Many different situations related to self control involve competition between two routes to decisions: default and frugal versus more resource-intensive. Examples include habits versus deliberative decisions, fatigue versus cognitive effort, and Pavlovian versus instrumental decision making. We propose that these situations are linked by a strikingly similar core dilemma, pitting the opportunity costs of monopolizing shared resources such as executive functions for some time, against the possibility of obtaining a better outcome. We offer a unifying normative perspective on this underlying rational meta-optimization, review how this may tie together recent advances in many separate areas, and connect several independent models. Finally, we suggest that the crucial mechanisms and meta-decision variables may be shared across domains.

Modelling emotions in adaptive agents through the action selection part of reinforcement learning, plus some references on the neurophysiological bases of RL and a good review of literature on emotions

Joost Broekens , Elmer Jacobs , Catholijn M. Jonker, A reinforcement learning model of joy, distress, hope and fear, Connection Science, Vol. 27, Iss. 3, 2015, DOI: 10.1080/09540091.2015.1031081.

In this paper we computationally study the relation between adaptive behaviour and emotion. Using the reinforcement learning framework, we propose that learned state utility, V(s), models fear (negative) and hope (positive) based on the fact that both signals are about anticipation of loss or gain. Further, we propose that joy/distress is a signal similar to the error signal.

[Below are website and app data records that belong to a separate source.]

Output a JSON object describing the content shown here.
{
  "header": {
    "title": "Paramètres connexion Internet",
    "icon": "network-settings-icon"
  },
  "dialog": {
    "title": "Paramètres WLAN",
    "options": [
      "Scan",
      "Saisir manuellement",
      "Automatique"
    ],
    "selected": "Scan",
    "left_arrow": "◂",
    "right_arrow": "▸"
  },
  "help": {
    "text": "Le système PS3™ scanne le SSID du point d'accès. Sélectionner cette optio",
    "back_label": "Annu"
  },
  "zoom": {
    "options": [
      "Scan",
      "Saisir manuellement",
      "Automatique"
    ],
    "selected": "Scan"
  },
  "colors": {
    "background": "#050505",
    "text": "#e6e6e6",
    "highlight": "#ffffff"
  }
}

We present agent-based simulation experiments that show that this model replicates psychological and behavioural dynamics of emotion. This work distinguishes itself by assessing the dynamics of emotion in an adaptive agent framework – coupling it to the literature on habituation, development, extinction and hope theory. Our results support the idea that the function of emotion is to provide a complex feedback signal for an organism to adapt its behaviour. Our work is relevant for understanding the relation between emotion and adaptation in animals, as well as for human–robot interaction, in particular how emotional signals can be used to communicate between adaptive agents and humans.

Quantum probability theory as an alternative to classical (Kolgomorov) probability theory for modelling human decision making processes, and a curious description of the effect of a particular ordering of decisions in the complete result

Peter D. Bruza, Zheng Wang, Jerome R. Busemeyer, Quantum cognition: a new theoretical approach to psychology, Trends in Cognitive Sciences, Volume 19, Issue 7, July 2015, Pages 383-393, ISSN 1364-6613, DOI: 10.1016/j.tics.2015.05.001.

What type of probability theory best describes the way humans make judgments under uncertainty and decisions under conflict? Although rational models of cognition have become prominent and have achieved much success, they adhere to the laws of classical probability theory despite the fact that human reasoning does not always conform to these laws. For this reason we have seen the recent emergence of models based on an alternative probabilistic framework drawn from quantum theory. These quantum models show promise in addressing cognitive phenomena that have proven recalcitrant to modeling by means of classical probability theory. This review compares and contrasts probabilistic models based on Bayesian or classical versus quantum principles, and highlights the advantages and disadvantages of each approach.